Many players focus their attention on the details of Everquest. They focus on experience gain, equipment rewards, damage-per-second statistics, and class balance. Every day angry players write about tiny details that make little difference in this vast game. They don't sound like players having fun, they sound like politicians. Perhaps they forget exactly why they play.
Three years ago in my article, 'Why I Play Everquest', I wrote out the rules I tried to keep in mind as I played Everquest. I have since revised these rules down to the following:
Rule 1: Have Fun Every Day You Play
If you find yourself doing something you don't enjoy, leave. If you find yourself on boring hunts solely hunting for experience gain, try something else. If you hate raiding but raid every day because you think it's the only way to get ahead, stop.

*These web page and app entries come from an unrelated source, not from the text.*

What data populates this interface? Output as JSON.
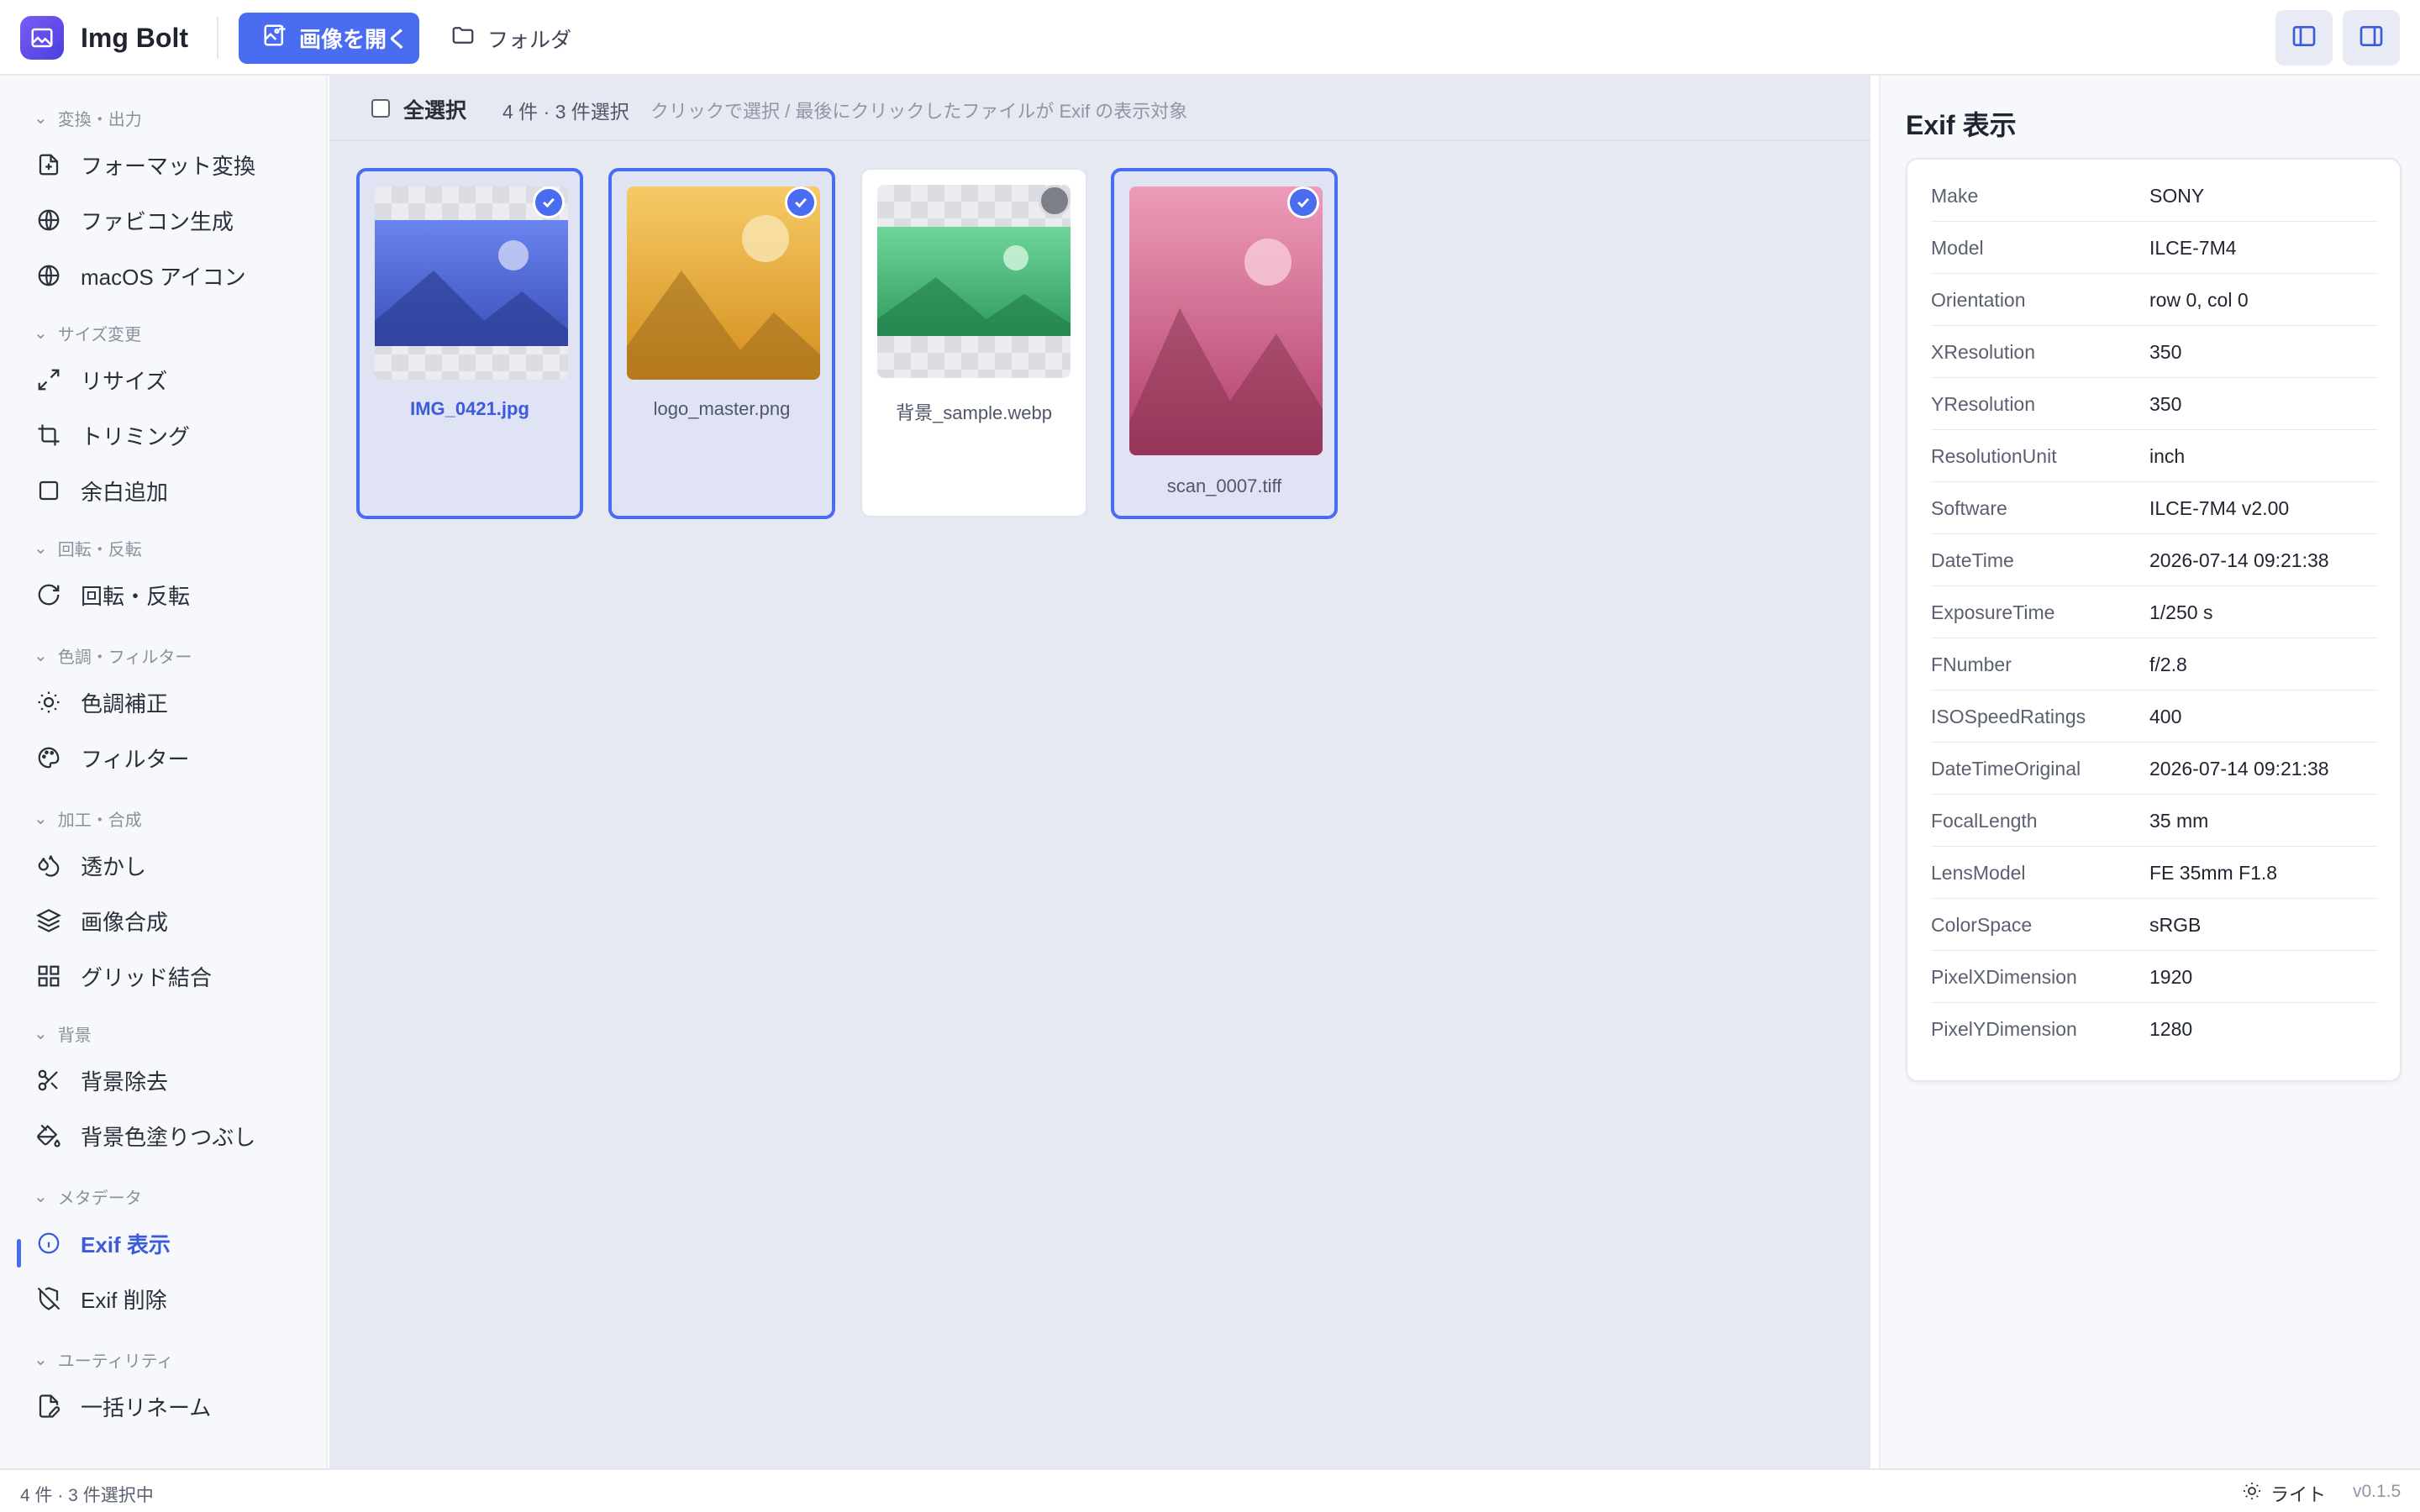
{
  "app": {
    "name": "Img Bolt"
  },
  "header": {
    "open_label": "画像を開く",
    "folder_label": "フォルダ"
  },
  "sidebar": {
    "groups": [
      {
        "label": "変換・出力",
        "items": [
          {
            "label": "フォーマット変換",
            "icon": "file-convert-icon"
          },
          {
            "label": "ファビコン生成",
            "icon": "globe-icon"
          },
          {
            "label": "macOS アイコン",
            "icon": "globe-icon"
          }
        ]
      },
      {
        "label": "サイズ変更",
        "items": [
          {
            "label": "リサイズ",
            "icon": "expand-icon"
          },
          {
            "label": "トリミング",
            "icon": "crop-icon"
          },
          {
            "label": "余白追加",
            "icon": "square-icon"
          }
        ]
      },
      {
        "label": "回転・反転",
        "items": [
          {
            "label": "回転・反転",
            "icon": "rotate-icon"
          }
        ]
      },
      {
        "label": "色調・フィルター",
        "items": [
          {
            "label": "色調補正",
            "icon": "sun-icon"
          },
          {
            "label": "フィルター",
            "icon": "palette-icon"
          }
        ]
      },
      {
        "label": "加工・合成",
        "items": [
          {
            "label": "透かし",
            "icon": "droplets-icon"
          },
          {
            "label": "画像合成",
            "icon": "layers-icon"
          },
          {
            "label": "グリッド結合",
            "icon": "grid-icon"
          }
        ]
      },
      {
        "label": "背景",
        "items": [
          {
            "label": "背景除去",
            "icon": "scissors-icon"
          },
          {
            "label": "背景色塗りつぶし",
            "icon": "paint-bucket-icon"
          }
        ]
      },
      {
        "label": "メタデータ",
        "items": [
          {
            "label": "Exif 表示",
            "icon": "info-icon"
          },
          {
            "label": "Exif 削除",
            "icon": "shield-off-icon"
          }
        ]
      },
      {
        "label": "ユーティリティ",
        "items": [
          {
            "label": "一括リネーム",
            "icon": "file-pen-icon"
          }
        ]
      }
    ],
    "active_item": "Exif 表示"
  },
  "toolbar": {
    "select_all": "全選択",
    "count": "4 件 · 3 件選択",
    "hint": "クリックで選択 / 最後にクリックしたファイルが Exif の表示対象"
  },
  "files": [
    {
      "name": "IMG_0421.jpg",
      "selected": true,
      "color_top": "#6a84f0",
      "color_bottom": "#3a4fb8"
    },
    {
      "name": "logo_master.png",
      "selected": true,
      "color_top": "#f2c25a",
      "color_bottom": "#d1921f"
    },
    {
      "name": "背景_sample.webp",
      "selected": false,
      "color_top": "#6fd69a",
      "color_bottom": "#2e9a5e"
    },
    {
      "name": "scan_0007.tiff",
      "selected": true,
      "color_top": "#e58aa8",
      "color_bottom": "#b5436d"
    }
  ],
  "exif_panel": {
    "title": "Exif 表示",
    "rows": [
      [
        "Make",
        "SONY"
      ],
      [
        "Model",
        "ILCE-7M4"
      ],
      [
        "Orientation",
        "row 0, col 0"
      ],
      [
        "XResolution",
        "350"
      ],
      [
        "YResolution",
        "350"
      ],
      [
        "ResolutionUnit",
        "inch"
      ],
      [
        "Software",
        "ILCE-7M4 v2.00"
      ],
      [
        "DateTime",
        "2026-07-14 09:21:38"
      ],
      [
        "ExposureTime",
        "1/250 s"
      ],
      [
        "FNumber",
        "f/2.8"
      ],
      [
        "ISOSpeedRatings",
        "400"
      ],
      [
        "DateTimeOriginal",
        "2026-07-14 09:21:38"
      ],
      [
        "FocalLength",
        "35 mm"
      ],
      [
        "LensModel",
        "FE 35mm F1.8"
      ],
      [
        "ColorSpace",
        "sRGB"
      ],
      [
        "PixelXDimension",
        "1920"
      ],
      [
        "PixelYDimension",
        "1280"
      ]
    ]
  },
  "statusbar": {
    "left": "4 件 · 3 件選択中",
    "theme": "ライト",
    "version": "v0.1.5"
  },
  "colors": {
    "accent": "#4a6cf0",
    "main_bg": "#e7e9f2"
  }
}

Ask yourself what is truely important. What will you walk away with when you leave this game? Will you look back fondly at your time hunting in Norrath or will you only remember how boring it was to experience grind?
Do what you enjoy most.
Rule 2: People are Everquest's Strength
The other players can be your sharpest weapon, your most powerful armor, and your greatest treasure. The friends you meet on your adventures will give you a far greater benefit than any in-game reward. The people you meet and the adventures you share are the true rewards of Everquest. Your friends list is your greatest possession.
Rule 3: The Grass Is Not Greener
Everyone looks up to another player or another group and imagines how wonderful it would be to be them. When you actually talk to them, you find out that they feel the same way about someone else. Sometimes they are happy with their station in life but other times they grow bored or restless. They find another item, another level, or another goal they want as badly as you want what they have. Often they are having no more fun than you can.
Be happy where you are. There is nothing wrong with wishing to progress but don't imagine that Norrath becomes a better place at 70 than it is at 40.
Rule 4: Don't Rush to Progress, Enjoy Yourself
Norrath is a huge world filled with interesting sights to see and powerful beasts to slay. Don't spend it all grinding in Paludal Caverns because you want to get to the end-game (remember, there IS no end-game in an evolving world).
Hunt to have fun. Don't hunt for experience or equipment, hunt because you enjoy it. Explore the depths of Kaesora. Listen to the waves lap against the beaches of North Ro. Smell the clean air of the Greater Faydark. Dance with the Othmars!
This game is not a race. There is no golden chalice at the end of the game. You cannot save Princess Toadstool. There is no powerful weapon worth stealing the experience of seeing the rest of Norrath. You don't have to be earning experience or winning loot to play Everquest. You can play Everquest while sitting on a hill watching the sun set.
I do not follow these rules to the letter. All of us look at people more powerful than ourselves and wonder what it would be like. We see the shine of epic weapons (whether 1.0, 1.5, or 2.0) and fill with envy. However it is always important to keep our true goals in mind.
Now a little bit about in-game progression.
Over the past three years two important truths became clear to me:
- Gear, Level, and AA Progression Is Important
- Gear, Level, and AA Progression Is Pointless
There used to be a theory that the center of the galaxy that all planets and solar systems orbit around was actually an empty black hole. Likewise, the core of our desire to hunt and play Everquest - the tangable rewards of levels and equipment - are really empty goals.
People seek progression. People seek the easiest path to the best tangable reward. We saw it when people went from level 65 to 70 in two days by hunting in the Plane of Fire. We saw it when people did Gimblax and Creator missions more than any other mission in Dragons of Norrath. People seek the easiest tangable reward for their effort. They want fast experience and good equipment.
Progression is critical to Everquest. Without tangable progression, people will quit. Watching our characters grow in strengh and power keeps us coming back. We enjoy watching our characters improve. We like seeing numbers go up as we equip new items. We like destroying foes as easily as they once used to destroy us.
Ironically, some players want to reach some end state. They call it the 'end game'. They want gear they never want to replace. They want to hit the highest level and never level again. If they actually receive what they want, they would lose the drive to play. Who wants to hunt if you gain nothing for the effort? This is why we see increased level caps, more alternate skills, new higher level zones, and better equipment upgrades.
But progression is also pointless. Your non-EQ friends don't care if you're level 40 or level 70. Your Blazing Sword of Rallos Zek will not cut you a greater path through the lines at the grocery store. Five hundred AA points won't make gas prices drop below $2.50 a gallon.
Your gear and your level is not real. Your level and equipment will disappear if you ever decide to stop playing Everquest. Your character is just tiny bits of data inside some database on the west coast. Your level and gear are not real.
The friends you meet and the adventures you share are the true reward you earn. These friends are the reason I play Everquest.
5 August 2005